It’s true that some deeds by people of older generations have overshadowed those who inherit them especially those who are searching for an atavism of some sort. Nothing spawns from thin air. Something owes its existence to something else. There’s always a linage that can be traced that explains how something came to be the way it is. It’s the same with generational contributions to the development of human civilization. Those who concern themselves with the origins of what came to be known as jazz music say it began with enslaved African Americans singing in the cotton fields and that gave birth to the blues and so the trajectory continued. Some, like the Jazz Liberators, see hip hop as an extension of that tradition.
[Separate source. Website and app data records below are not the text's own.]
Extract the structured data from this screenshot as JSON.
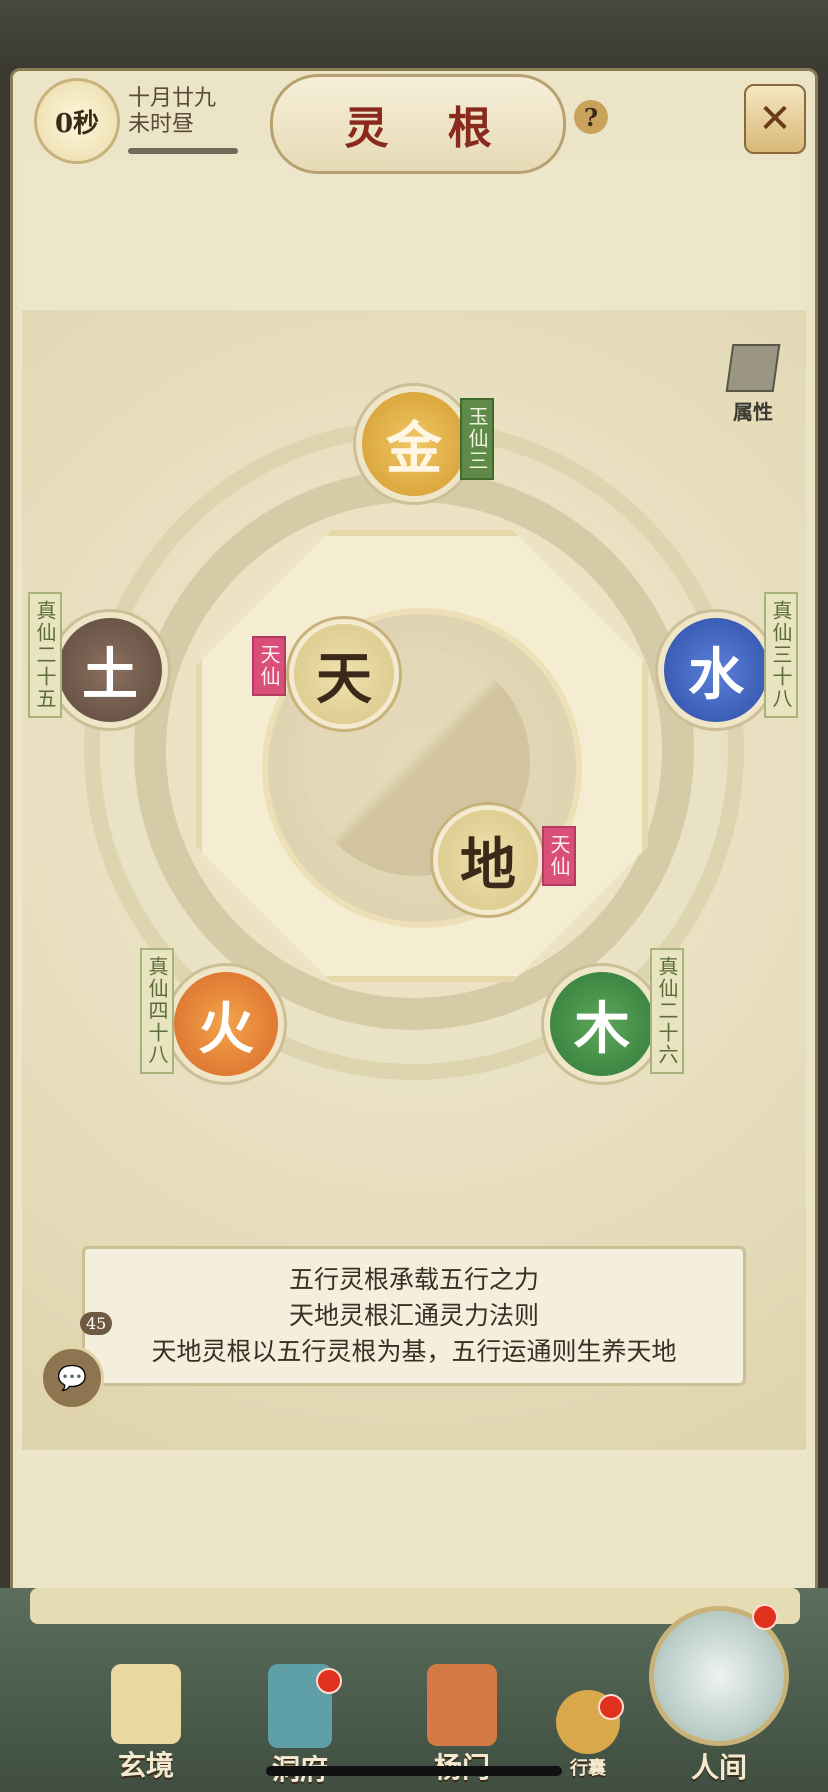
{
  "header": {
    "timer": "0秒",
    "date_line1": "十月廿九",
    "date_line2": "未时昼",
    "title": "灵 根",
    "help": "?",
    "close": "✕"
  },
  "attributes_button": "属性",
  "elements": {
    "jin": {
      "char": "金",
      "rank": "玉仙三"
    },
    "tu": {
      "char": "土",
      "rank": "真仙二十五"
    },
    "shui": {
      "char": "水",
      "rank": "真仙三十八"
    },
    "huo": {
      "char": "火",
      "rank": "真仙四十八"
    },
    "mu": {
      "char": "木",
      "rank": "真仙二十六"
    },
    "tian": {
      "char": "天",
      "rank": "天仙"
    },
    "di": {
      "char": "地",
      "rank": "天仙"
    }
  },
  "description": {
    "line1": "五行灵根承载五行之力",
    "line2": "天地灵根汇通灵力法则",
    "line3": "天地灵根以五行灵根为基，五行运通则生养天地"
  },
  "chat": {
    "count": "45"
  },
  "nav": {
    "xuanjing": "玄境",
    "dongfu": "洞府",
    "yangmen": "杨门",
    "xingnang": "行囊",
    "renjian": "人间"
  }
}
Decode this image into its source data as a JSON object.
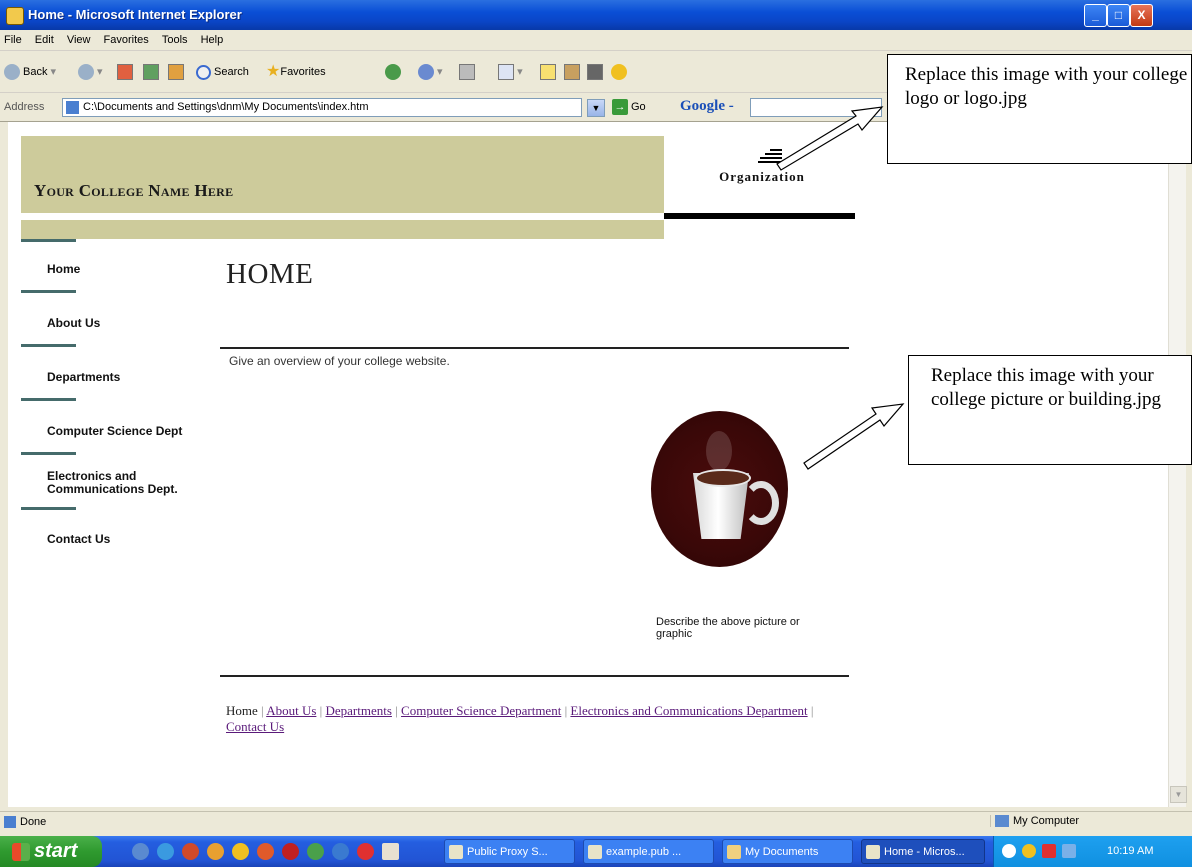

The kwaito music of the 90s was a language of the young people of the day expressing their hopes and angst and as to whether or not it was undesirable is another matter and it has to be viewed in that context. I, like my preceding generation, will have my tales to share with the younger ones who will succeed me. I will tell them of how facebook and twitter and other social media connected the world like never before. I will tell them of how BRICSA nations changed the geopolitical scene. I will mention the symbolism of Barack Obama, the 1994 elections, the revolutions in North Africa, I will mention the invasions of Iraq and Afghanistan, I will mention the introduction mobile phones, the quakes in Haiti, the floods in Pakistan, Mozambique and Indonesia; HIV AIDS ; I will mention the music, books and films that were read by my generation. I will tell that my generation didn’t have a Hugh Masikela but had a Feya Faku; it didn’t have a John Kani but a James Ngcobo; it didn’t have a The Rolling Stones but it a U2; it didn’t have Run DMC but a The Roots; it didn’t a The God Father trilogy but had a The Matrix trilogy; it didn’t have black and white televisions but had plasma, HD and 3D television; Google; digital libraries. I will also say the one thing every generation has in common with others is the thinking that “my generation is the generation”.